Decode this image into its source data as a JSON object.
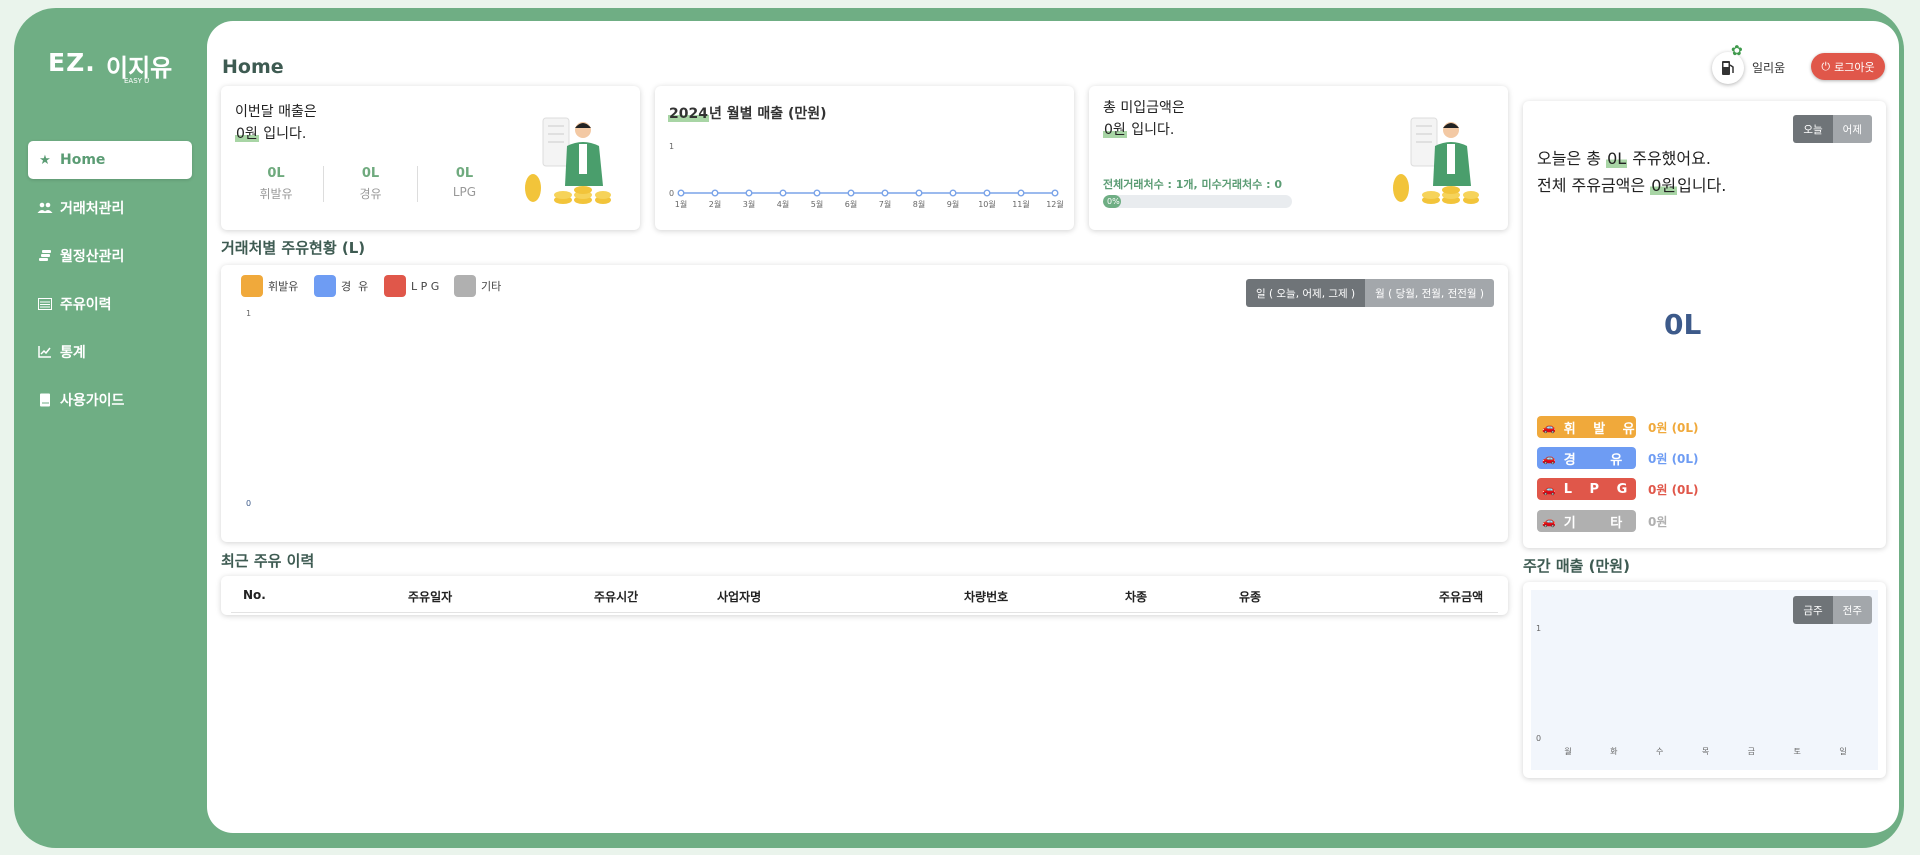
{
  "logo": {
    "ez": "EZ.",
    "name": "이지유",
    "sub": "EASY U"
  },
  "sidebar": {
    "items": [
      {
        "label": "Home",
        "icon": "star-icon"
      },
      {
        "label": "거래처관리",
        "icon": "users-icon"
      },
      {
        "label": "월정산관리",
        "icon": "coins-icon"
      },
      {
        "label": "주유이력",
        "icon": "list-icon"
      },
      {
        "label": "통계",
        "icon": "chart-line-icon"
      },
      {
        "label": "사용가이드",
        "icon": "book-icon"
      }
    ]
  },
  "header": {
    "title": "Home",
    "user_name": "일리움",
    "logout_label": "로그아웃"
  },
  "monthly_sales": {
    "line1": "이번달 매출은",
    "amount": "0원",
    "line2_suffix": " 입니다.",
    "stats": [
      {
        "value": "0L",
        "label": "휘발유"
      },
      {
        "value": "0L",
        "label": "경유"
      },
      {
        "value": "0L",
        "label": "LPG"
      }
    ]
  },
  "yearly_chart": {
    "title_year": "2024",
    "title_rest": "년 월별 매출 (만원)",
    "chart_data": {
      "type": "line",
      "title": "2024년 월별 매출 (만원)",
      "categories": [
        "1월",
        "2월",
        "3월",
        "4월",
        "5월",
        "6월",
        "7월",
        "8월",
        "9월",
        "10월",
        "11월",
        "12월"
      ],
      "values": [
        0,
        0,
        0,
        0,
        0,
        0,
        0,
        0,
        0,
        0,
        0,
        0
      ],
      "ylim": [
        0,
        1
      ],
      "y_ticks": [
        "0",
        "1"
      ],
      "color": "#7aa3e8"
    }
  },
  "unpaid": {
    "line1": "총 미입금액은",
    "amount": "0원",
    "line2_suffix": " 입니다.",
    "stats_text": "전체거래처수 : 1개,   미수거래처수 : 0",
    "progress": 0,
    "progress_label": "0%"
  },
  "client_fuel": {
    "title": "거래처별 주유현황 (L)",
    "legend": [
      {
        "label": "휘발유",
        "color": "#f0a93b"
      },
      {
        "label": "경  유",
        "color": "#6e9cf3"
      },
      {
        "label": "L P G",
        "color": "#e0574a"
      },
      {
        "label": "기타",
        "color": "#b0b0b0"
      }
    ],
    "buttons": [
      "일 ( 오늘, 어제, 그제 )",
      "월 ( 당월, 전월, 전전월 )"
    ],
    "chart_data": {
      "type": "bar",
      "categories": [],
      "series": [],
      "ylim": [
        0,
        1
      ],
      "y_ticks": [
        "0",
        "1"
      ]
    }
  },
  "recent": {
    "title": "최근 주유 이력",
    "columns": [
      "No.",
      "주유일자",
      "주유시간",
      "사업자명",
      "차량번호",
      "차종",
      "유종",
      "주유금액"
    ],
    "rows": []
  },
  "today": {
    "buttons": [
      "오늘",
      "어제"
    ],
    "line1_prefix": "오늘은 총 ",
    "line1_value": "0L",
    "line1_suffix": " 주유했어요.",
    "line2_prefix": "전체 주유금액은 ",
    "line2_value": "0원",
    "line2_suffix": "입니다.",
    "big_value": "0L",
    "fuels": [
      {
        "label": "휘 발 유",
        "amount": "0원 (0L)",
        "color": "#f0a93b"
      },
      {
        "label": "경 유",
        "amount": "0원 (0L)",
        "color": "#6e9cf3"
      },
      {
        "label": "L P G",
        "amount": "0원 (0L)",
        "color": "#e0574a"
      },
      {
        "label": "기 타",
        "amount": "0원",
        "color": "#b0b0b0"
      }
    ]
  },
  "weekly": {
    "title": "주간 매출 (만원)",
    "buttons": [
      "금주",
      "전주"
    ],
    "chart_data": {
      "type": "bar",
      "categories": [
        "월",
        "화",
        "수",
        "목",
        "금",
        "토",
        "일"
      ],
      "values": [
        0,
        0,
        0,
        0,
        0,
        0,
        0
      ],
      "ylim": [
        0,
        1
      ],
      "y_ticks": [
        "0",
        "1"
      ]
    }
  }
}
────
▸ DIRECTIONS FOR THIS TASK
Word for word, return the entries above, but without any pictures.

▸ ANSWER BOX
Decode this image into its source data as a JSON object.
{
  "logo": {
    "ez": "EZ.",
    "name": "이지유",
    "sub": "EASY U"
  },
  "sidebar": {
    "items": [
      {
        "label": "Home",
        "icon": "star-icon"
      },
      {
        "label": "거래처관리",
        "icon": "users-icon"
      },
      {
        "label": "월정산관리",
        "icon": "coins-icon"
      },
      {
        "label": "주유이력",
        "icon": "list-icon"
      },
      {
        "label": "통계",
        "icon": "chart-line-icon"
      },
      {
        "label": "사용가이드",
        "icon": "book-icon"
      }
    ]
  },
  "header": {
    "title": "Home",
    "user_name": "일리움",
    "logout_label": "로그아웃"
  },
  "monthly_sales": {
    "line1": "이번달 매출은",
    "amount": "0원",
    "line2_suffix": " 입니다.",
    "stats": [
      {
        "value": "0L",
        "label": "휘발유"
      },
      {
        "value": "0L",
        "label": "경유"
      },
      {
        "value": "0L",
        "label": "LPG"
      }
    ]
  },
  "yearly_chart": {
    "title_year": "2024",
    "title_rest": "년 월별 매출 (만원)",
    "chart_data": {
      "type": "line",
      "title": "2024년 월별 매출 (만원)",
      "categories": [
        "1월",
        "2월",
        "3월",
        "4월",
        "5월",
        "6월",
        "7월",
        "8월",
        "9월",
        "10월",
        "11월",
        "12월"
      ],
      "values": [
        0,
        0,
        0,
        0,
        0,
        0,
        0,
        0,
        0,
        0,
        0,
        0
      ],
      "ylim": [
        0,
        1
      ],
      "y_ticks": [
        "0",
        "1"
      ],
      "color": "#7aa3e8"
    }
  },
  "unpaid": {
    "line1": "총 미입금액은",
    "amount": "0원",
    "line2_suffix": " 입니다.",
    "stats_text": "전체거래처수 : 1개,   미수거래처수 : 0",
    "progress": 0,
    "progress_label": "0%"
  },
  "client_fuel": {
    "title": "거래처별 주유현황 (L)",
    "legend": [
      {
        "label": "휘발유",
        "color": "#f0a93b"
      },
      {
        "label": "경  유",
        "color": "#6e9cf3"
      },
      {
        "label": "L P G",
        "color": "#e0574a"
      },
      {
        "label": "기타",
        "color": "#b0b0b0"
      }
    ],
    "buttons": [
      "일 ( 오늘, 어제, 그제 )",
      "월 ( 당월, 전월, 전전월 )"
    ],
    "chart_data": {
      "type": "bar",
      "categories": [],
      "series": [],
      "ylim": [
        0,
        1
      ],
      "y_ticks": [
        "0",
        "1"
      ]
    }
  },
  "recent": {
    "title": "최근 주유 이력",
    "columns": [
      "No.",
      "주유일자",
      "주유시간",
      "사업자명",
      "차량번호",
      "차종",
      "유종",
      "주유금액"
    ],
    "rows": []
  },
  "today": {
    "buttons": [
      "오늘",
      "어제"
    ],
    "line1_prefix": "오늘은 총 ",
    "line1_value": "0L",
    "line1_suffix": " 주유했어요.",
    "line2_prefix": "전체 주유금액은 ",
    "line2_value": "0원",
    "line2_suffix": "입니다.",
    "big_value": "0L",
    "fuels": [
      {
        "label": "휘 발 유",
        "amount": "0원 (0L)",
        "color": "#f0a93b"
      },
      {
        "label": "경 유",
        "amount": "0원 (0L)",
        "color": "#6e9cf3"
      },
      {
        "label": "L P G",
        "amount": "0원 (0L)",
        "color": "#e0574a"
      },
      {
        "label": "기 타",
        "amount": "0원",
        "color": "#b0b0b0"
      }
    ]
  },
  "weekly": {
    "title": "주간 매출 (만원)",
    "buttons": [
      "금주",
      "전주"
    ],
    "chart_data": {
      "type": "bar",
      "categories": [
        "월",
        "화",
        "수",
        "목",
        "금",
        "토",
        "일"
      ],
      "values": [
        0,
        0,
        0,
        0,
        0,
        0,
        0
      ],
      "ylim": [
        0,
        1
      ],
      "y_ticks": [
        "0",
        "1"
      ]
    }
  }
}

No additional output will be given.